    Strictly speaking, there are times when you can remove the pump, such as when taking a bath or shower, when going swimming, when having sex, etc. but you need to be aware that you've been without insulin for a while so you definitely need to check your blood glucose levels. Remember? You have no long-acting insulin acting in the background. (There are a few pumps that are water resistant, but there are also ones that are not.)

    It MAY seem strange that you need to be connected to a machine all the time, and you MAY wonder where to put it, either during the day or when you sleep. To be honest, this is not a major concern. There are several ways you can wear your pump ... and hide it away from display if you're worried what others might think. There are straps, pouches, clips, etc. that enable you to wear the pump around your body. As for sleeping, pop it under your pillow, or do the same as me and let it 'float around' the bed. If you wear pyjamas or a nightie, clip it to your nightwear. (Give me a shout if you'd like to discuss it more.)

    I wish you well, my young friend.

    Lots of Love and Light.

    Mick
    x x x x
    x x x

    P.S. Please don't be offended or alarmed at the "x's". It's simply a logo, of sorts, that I've used for some 30-odd years now.
     
  12. bluntneedle

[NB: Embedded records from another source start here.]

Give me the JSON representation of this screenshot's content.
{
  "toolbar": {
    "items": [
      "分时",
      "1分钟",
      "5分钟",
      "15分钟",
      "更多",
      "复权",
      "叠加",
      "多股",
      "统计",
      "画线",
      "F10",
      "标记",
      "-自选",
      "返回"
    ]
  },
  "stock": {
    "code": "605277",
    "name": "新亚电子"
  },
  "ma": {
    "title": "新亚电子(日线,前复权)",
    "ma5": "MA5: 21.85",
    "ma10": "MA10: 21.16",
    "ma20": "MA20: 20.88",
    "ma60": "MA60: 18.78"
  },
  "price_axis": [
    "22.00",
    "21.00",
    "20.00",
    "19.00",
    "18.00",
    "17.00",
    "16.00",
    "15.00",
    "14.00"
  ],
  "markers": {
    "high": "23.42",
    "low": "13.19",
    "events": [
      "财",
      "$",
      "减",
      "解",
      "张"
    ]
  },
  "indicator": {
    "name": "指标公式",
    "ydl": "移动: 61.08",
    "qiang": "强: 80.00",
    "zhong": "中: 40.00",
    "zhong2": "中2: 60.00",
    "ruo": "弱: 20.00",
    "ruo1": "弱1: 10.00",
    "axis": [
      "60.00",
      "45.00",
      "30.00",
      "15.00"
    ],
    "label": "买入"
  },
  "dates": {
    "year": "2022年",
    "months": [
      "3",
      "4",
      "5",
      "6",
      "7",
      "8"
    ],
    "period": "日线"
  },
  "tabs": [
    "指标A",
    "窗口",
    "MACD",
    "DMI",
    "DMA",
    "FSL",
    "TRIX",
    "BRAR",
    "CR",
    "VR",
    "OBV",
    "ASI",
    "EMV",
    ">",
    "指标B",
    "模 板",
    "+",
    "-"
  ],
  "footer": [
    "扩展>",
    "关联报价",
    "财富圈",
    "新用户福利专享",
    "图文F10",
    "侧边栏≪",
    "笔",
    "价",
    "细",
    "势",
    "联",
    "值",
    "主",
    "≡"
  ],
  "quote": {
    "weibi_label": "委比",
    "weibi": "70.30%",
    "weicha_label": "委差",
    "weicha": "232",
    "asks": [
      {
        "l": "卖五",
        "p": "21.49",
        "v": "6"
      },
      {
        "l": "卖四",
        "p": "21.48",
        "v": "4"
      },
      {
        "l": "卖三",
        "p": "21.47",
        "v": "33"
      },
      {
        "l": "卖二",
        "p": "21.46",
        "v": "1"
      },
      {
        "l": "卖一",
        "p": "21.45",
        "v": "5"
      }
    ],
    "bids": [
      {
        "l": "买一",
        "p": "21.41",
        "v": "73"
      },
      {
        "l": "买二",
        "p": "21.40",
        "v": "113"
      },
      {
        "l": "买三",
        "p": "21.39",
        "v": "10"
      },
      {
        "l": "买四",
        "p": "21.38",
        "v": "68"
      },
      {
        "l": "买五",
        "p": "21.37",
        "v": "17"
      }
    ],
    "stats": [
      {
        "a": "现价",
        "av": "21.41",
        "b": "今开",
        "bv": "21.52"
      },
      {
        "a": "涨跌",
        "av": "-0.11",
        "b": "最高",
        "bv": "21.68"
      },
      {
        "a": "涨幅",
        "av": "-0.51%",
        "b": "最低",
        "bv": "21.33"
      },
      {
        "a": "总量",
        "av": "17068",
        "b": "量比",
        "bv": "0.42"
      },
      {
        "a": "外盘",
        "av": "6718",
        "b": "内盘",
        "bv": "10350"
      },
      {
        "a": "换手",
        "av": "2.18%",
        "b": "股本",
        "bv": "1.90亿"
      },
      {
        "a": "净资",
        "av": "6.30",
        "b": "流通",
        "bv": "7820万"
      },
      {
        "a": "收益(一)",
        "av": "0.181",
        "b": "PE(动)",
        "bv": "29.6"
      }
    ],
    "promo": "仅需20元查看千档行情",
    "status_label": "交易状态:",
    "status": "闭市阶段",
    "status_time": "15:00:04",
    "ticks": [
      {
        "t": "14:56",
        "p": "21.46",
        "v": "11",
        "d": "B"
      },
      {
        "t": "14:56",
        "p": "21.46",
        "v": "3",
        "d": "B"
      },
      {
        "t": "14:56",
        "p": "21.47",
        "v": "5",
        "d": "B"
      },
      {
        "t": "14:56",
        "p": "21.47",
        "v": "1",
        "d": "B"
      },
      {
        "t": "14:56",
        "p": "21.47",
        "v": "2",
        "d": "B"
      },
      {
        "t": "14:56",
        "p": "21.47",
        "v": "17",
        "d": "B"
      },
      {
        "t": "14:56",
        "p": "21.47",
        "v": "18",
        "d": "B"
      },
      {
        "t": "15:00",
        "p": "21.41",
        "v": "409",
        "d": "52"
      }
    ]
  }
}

    bluntneedle Type 1 · Member

    Messages:
    17
    Likes Received:
    2
    Trophy Points:
    43
    Re: Insulin pump

    Hi Jo,

    I have been diabetic for 20 yrs, with Dawn Syndrom and evening Syndrom. With three Injections of Protophan plus at least 4 times with Nova Rapid a day. I had put off getting a pump for years , for the usaul vain reasons.Then I found the Omnipod No Cables No taking it off to shower or to swim No sticking the needle in the pod does that, small as a mouse and user freindly unlike some pumps where you need a degree in plumbing and have to hang it somewhere.

    My Hba1 for three months was 8.9. My Hba1 yesterday after three months of pumping 6.5 :lol: But do not think it is easy though, you must do you homework and be strict with yourself until you have a good profile in the software. I do not know how the support is in England nowdays. I have been living in Germany for a while now. I have a good Diabeties Doc. Even so he just gave me a start I did the rest myself.
    Let us know how it goes


    If your going to do it why not with the newest Tech. http://www.mylife-diabetescare.co.uk/my ... rview.html
     
  13. Jubblyjo1601

    Jubblyjo1601 Type 1 · Well-Known Member

    Messages:
    80
    Likes Received:
    58
    Trophy Points:
    58
    Wow thanks so much everyone! I am seeing my DSN tomorrow and I will definitely speak with her about it. I am feeling quite excited you have all been so helpful! This was the best kind of research hearing real people's stories and I'm glad that they are all positive xxx


    Sent from the Diabetes Forum App
     
  • Meet the Community

    Find support, connect with others, ask questions and share your experiences with people with diabetes, their carers and family.

    Did you know: 7 out of 10 people improve their understanding of diabetes within 6 months of being a Diabetes Forum member. Get the Diabetes Forum App and stay connected on iOS and Android

    Grab the app!
  • Tweet with us

  • Like us on Facebook